++++ RECORDS SUPPLIED

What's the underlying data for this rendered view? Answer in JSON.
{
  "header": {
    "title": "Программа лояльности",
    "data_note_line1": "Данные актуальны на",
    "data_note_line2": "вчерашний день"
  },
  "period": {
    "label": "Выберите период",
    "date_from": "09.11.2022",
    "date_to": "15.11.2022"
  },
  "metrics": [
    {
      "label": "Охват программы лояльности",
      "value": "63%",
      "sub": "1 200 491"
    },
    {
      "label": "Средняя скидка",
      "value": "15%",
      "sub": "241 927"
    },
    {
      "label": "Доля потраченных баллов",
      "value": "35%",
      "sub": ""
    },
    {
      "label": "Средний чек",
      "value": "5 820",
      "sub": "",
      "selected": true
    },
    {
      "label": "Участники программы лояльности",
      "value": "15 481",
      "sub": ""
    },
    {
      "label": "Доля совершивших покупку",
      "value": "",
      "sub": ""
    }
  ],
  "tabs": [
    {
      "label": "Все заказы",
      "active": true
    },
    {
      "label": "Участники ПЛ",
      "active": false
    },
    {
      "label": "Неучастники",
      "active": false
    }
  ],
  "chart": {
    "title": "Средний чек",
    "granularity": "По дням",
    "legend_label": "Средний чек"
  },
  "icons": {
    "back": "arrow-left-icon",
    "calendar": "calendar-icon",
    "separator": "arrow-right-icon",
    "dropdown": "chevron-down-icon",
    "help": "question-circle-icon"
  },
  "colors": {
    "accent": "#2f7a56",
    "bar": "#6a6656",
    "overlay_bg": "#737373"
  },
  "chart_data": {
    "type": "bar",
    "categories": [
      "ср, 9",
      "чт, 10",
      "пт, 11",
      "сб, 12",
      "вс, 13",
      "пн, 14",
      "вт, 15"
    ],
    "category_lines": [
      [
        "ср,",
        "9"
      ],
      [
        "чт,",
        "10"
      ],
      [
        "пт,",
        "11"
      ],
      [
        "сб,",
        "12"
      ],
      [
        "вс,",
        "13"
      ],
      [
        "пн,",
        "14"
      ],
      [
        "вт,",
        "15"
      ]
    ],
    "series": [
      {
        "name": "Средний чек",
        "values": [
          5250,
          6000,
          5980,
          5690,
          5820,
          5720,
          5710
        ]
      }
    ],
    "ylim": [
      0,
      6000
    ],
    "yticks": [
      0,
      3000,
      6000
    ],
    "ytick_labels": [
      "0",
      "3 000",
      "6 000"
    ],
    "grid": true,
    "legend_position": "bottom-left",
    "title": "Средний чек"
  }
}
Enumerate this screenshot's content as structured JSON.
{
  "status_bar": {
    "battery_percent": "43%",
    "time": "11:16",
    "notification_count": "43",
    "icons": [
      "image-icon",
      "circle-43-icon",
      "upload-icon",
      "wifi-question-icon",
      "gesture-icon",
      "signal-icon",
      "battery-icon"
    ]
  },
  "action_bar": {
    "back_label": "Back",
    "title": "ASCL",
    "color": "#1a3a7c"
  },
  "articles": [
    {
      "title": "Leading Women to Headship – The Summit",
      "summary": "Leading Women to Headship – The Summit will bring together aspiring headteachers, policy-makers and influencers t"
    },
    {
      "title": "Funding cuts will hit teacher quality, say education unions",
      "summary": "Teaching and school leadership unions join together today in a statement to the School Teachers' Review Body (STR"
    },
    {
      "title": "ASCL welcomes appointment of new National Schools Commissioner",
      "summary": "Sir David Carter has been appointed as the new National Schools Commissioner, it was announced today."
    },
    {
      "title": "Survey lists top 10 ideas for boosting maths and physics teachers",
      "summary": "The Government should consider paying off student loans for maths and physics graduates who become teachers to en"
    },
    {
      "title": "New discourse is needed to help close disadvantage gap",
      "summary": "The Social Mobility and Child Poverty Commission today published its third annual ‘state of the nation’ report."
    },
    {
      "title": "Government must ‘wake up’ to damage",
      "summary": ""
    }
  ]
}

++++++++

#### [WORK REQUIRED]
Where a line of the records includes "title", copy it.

#### [WORKED SOLUTION]
    "title": "Программа лояльности",
    "title": "Средний чек",
    "title": "Средний чек"
    "title": "ASCL",
      "title": "Leading Women to Headship – The Summit",
      "title": "Funding cuts will hit teacher quality, say education unions",
      "title": "ASCL welcomes appointment of new National Schools Commissioner",
      "title": "Survey lists top 10 ideas for boosting maths and physics teachers",
      "title": "New discourse is needed to help close disadvantage gap",
      "title": "Government must ‘wake up’ to damage",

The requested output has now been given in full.